large portions of the Vista Presentation Manager are written in C#
(which is not the same language as C.)

Checking around the net, looking at various non-authoratative
sources, I assess that it is most likely that most of Vista is written
in C#, with non-trivial VB, J#, and C++, and with up to 15% INTERCAL.
The sources suggest that XP was mostly C++ and VB, possibly with a
C kernel (with the C not responsible for the graphics.)

It is difficult for any outsider to be sure, but if one assesses
a variety of sources on the 'net, it appears fairly unlikely that
the functionality of MS Windows that you are interested in was
written in C. The existance of libraries callable from C does not
tell us anything about the language(s) the libraries were written in.
--
"I was very young in those days, but I was also rather dim."
-- Christopher Priest
Jun 27 '08 #10
jon <jm******@hotmail.comwrites:
I'm trying to have a section where people can just start dragging
files into a textbox and the full location of the file will be stored.
MS-Dos has this function built into it, and it's written in C, so it
has to work, I've built a textbox that accepts files:

hMsgBox = CreateWindowEx(WS_EX_CLIENTEDGE | WS_EX_ACCEPTFILES, "EDIT",
"",
[snip]

comp.os.ms-windows.programmer.win32 or comp.os.msdos.programmer is
likely to be filled with people who can answer your question better
than we can.

--
Keith Thompson (The_Other_Keith) <ks***@mib.org>
Nokia
"We must do something. This is something.
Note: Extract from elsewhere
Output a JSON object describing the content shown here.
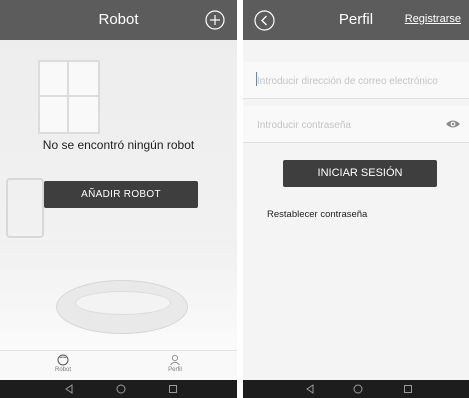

Therefore, we must do this."
-- Antony Jay and Jonathan Lynn, "Yes Minister"
Jun 27 '08 #11
jon wrote:

heres the code for the WM_COMMAND:

default:
{
char m[15]; //some random number
I hope to the gods that you have a better reason for using `15`
than "some random number", and that you're going to change the
comment to explain /why/ `15` is a good number, and perhaps think
of a way that is robust against changes in the range of `int`.

--
"It was starting to end, after what seemed most of /Nine Princes in Amber/
eternity to me."

Hewlett-Packard Limited Cain Road, Bracknell, registered no:
registered office: Berks RG12 1HN 690597 England

Jun 27 '08 #12

This discussion thread is closed

Replies have been disabled for this discussion.

Similar topics

1 post views Thread by ADE | last post: by
reply views Thread by Benjamin Bittner | last post: by
6 posts views Thread by john | last post: by
15 posts views Thread by slinky | last post: by
26 posts views Thread by Don Calloway | last post: by
By using this site, you agree to our Privacy Policy and Terms of Use.